LISTED RECORDS Block Start
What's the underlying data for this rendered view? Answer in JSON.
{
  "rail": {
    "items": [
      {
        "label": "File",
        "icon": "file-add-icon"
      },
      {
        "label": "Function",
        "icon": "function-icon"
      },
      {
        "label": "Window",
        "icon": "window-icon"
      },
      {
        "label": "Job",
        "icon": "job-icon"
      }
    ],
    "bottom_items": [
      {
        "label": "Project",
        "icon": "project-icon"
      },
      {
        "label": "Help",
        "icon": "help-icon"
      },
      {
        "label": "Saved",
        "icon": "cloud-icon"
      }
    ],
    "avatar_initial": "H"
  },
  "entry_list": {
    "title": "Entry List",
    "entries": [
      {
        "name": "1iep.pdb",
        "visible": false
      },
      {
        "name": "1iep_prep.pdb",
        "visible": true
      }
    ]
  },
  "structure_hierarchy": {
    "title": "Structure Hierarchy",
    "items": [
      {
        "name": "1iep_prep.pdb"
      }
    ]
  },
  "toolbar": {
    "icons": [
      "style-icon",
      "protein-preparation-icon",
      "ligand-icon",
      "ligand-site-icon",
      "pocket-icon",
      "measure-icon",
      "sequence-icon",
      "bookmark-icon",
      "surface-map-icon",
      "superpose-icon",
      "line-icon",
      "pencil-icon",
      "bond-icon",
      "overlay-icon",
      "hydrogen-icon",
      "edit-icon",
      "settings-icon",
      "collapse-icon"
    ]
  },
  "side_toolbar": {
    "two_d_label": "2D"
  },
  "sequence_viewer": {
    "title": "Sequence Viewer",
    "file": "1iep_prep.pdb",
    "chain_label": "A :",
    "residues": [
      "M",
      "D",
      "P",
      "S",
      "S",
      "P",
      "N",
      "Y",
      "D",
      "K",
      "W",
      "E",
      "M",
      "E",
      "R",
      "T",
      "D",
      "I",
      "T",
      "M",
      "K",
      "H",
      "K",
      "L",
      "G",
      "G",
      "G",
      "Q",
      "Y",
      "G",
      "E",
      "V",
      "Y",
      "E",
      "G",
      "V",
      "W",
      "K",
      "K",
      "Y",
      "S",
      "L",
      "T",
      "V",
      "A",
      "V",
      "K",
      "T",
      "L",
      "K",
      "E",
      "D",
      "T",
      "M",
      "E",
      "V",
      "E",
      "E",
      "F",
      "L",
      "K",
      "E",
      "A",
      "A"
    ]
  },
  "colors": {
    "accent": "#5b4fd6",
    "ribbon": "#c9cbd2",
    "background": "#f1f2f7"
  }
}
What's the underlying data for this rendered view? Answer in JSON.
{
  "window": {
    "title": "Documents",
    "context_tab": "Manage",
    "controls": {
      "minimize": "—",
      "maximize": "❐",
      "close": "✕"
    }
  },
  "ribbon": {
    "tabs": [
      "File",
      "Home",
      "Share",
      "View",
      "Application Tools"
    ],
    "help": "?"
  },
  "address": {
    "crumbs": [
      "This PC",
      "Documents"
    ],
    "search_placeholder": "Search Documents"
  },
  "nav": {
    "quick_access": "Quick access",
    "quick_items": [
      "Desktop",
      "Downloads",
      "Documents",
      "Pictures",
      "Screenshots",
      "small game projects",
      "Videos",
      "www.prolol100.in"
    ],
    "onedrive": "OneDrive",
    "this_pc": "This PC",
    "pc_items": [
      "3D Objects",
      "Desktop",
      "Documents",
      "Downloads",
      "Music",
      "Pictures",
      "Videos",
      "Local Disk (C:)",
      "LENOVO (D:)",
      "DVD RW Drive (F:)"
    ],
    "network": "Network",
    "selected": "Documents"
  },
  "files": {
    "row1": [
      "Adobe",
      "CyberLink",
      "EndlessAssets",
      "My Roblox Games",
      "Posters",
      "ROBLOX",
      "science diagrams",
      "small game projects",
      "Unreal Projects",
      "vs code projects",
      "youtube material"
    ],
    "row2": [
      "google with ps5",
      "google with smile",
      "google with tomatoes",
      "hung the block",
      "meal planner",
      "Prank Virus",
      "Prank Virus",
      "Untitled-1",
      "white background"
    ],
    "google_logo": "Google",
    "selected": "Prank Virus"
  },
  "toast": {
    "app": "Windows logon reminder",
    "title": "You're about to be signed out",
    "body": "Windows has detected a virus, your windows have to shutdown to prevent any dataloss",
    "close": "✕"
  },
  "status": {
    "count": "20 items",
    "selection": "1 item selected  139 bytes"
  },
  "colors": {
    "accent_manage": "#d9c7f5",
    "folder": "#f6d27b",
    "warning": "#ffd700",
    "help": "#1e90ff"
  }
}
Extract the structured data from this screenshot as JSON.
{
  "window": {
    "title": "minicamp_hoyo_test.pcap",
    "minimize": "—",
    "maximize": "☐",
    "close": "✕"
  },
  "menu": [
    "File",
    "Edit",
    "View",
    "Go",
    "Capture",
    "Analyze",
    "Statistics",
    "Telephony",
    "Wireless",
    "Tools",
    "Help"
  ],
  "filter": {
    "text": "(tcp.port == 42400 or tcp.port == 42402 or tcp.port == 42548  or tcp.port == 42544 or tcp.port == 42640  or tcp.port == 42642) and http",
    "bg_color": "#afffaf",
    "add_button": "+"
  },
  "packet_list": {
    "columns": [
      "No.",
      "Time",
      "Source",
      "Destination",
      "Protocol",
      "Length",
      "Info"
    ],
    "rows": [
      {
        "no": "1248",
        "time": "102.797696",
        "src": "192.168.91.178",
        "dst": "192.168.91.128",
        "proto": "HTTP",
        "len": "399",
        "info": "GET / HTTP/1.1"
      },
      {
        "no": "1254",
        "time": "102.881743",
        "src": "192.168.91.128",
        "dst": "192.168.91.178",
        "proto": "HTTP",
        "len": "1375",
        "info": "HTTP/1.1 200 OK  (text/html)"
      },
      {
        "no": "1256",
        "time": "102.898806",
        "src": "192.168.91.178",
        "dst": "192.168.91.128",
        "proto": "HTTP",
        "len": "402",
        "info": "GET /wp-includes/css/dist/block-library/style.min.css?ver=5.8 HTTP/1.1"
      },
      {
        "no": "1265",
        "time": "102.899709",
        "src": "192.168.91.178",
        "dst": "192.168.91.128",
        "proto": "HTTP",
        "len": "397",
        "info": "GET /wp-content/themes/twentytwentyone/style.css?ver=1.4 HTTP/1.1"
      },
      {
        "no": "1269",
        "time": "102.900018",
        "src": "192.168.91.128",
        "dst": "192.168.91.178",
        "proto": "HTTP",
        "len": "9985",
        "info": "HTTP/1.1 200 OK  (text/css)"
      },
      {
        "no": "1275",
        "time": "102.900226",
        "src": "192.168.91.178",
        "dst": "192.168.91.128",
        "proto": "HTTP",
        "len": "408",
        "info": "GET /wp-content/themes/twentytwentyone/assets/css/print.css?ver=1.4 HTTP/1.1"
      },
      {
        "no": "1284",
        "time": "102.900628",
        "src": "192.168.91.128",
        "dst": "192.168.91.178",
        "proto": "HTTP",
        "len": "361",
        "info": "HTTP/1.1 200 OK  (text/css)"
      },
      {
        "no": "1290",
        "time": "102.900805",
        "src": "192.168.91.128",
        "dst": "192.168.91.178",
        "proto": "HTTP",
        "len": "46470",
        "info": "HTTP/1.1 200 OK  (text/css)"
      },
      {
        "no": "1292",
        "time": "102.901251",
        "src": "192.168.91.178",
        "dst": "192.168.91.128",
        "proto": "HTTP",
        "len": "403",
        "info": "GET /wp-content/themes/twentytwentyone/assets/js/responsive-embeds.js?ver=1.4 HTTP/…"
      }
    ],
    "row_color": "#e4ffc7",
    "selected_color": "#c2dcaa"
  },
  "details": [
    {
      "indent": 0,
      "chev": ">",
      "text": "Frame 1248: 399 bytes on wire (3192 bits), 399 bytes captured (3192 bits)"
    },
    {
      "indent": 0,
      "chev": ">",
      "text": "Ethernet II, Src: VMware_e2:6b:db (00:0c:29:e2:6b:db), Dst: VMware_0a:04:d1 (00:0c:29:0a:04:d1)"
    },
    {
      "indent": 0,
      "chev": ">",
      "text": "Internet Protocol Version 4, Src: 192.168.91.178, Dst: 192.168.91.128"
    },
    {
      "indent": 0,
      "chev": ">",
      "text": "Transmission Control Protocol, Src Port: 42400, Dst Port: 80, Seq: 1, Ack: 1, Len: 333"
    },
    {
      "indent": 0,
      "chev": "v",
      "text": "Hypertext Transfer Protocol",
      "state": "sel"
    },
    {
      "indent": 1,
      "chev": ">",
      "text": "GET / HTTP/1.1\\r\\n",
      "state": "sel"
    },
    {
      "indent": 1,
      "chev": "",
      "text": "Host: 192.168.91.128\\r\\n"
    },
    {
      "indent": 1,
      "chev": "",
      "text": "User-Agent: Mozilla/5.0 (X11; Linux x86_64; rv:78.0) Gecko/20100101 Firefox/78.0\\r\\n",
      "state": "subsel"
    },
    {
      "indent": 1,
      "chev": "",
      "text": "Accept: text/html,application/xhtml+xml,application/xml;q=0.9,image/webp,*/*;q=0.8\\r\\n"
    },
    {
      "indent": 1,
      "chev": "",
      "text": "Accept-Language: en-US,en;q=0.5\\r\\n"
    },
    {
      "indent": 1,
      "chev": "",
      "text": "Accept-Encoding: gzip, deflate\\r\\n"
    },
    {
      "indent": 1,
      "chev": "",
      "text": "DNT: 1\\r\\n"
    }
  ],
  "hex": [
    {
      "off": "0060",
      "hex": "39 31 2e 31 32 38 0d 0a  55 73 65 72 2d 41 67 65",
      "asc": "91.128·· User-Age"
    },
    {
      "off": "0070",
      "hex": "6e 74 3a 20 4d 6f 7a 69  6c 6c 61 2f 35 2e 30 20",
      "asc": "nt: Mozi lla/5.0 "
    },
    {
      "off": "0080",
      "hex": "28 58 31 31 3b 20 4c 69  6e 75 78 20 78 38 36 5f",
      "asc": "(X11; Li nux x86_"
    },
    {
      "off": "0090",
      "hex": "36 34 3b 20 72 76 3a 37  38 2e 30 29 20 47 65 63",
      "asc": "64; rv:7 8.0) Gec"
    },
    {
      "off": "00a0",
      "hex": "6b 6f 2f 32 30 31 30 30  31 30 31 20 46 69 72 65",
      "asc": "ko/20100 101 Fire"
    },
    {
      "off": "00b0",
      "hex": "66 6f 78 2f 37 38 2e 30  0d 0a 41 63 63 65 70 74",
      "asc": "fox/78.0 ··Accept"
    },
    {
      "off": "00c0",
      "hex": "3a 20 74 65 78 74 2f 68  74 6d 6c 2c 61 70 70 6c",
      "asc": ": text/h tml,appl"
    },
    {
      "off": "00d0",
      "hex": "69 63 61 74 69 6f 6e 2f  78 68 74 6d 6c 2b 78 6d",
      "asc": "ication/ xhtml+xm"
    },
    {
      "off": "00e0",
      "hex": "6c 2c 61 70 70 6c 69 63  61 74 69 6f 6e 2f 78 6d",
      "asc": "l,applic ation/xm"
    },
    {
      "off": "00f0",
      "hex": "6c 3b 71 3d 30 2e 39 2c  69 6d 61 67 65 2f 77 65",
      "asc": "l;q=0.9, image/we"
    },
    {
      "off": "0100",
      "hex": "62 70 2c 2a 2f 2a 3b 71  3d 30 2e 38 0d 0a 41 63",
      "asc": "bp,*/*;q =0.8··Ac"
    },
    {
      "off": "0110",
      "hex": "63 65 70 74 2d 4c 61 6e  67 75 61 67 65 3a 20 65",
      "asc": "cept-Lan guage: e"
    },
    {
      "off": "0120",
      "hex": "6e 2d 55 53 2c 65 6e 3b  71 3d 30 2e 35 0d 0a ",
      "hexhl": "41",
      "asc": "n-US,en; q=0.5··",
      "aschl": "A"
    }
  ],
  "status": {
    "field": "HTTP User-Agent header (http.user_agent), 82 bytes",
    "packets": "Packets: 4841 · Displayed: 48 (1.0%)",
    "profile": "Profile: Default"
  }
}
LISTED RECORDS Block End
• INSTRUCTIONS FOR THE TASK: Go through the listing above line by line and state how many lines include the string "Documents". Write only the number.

• OUTPUT FOR THIS EXERCISE: 6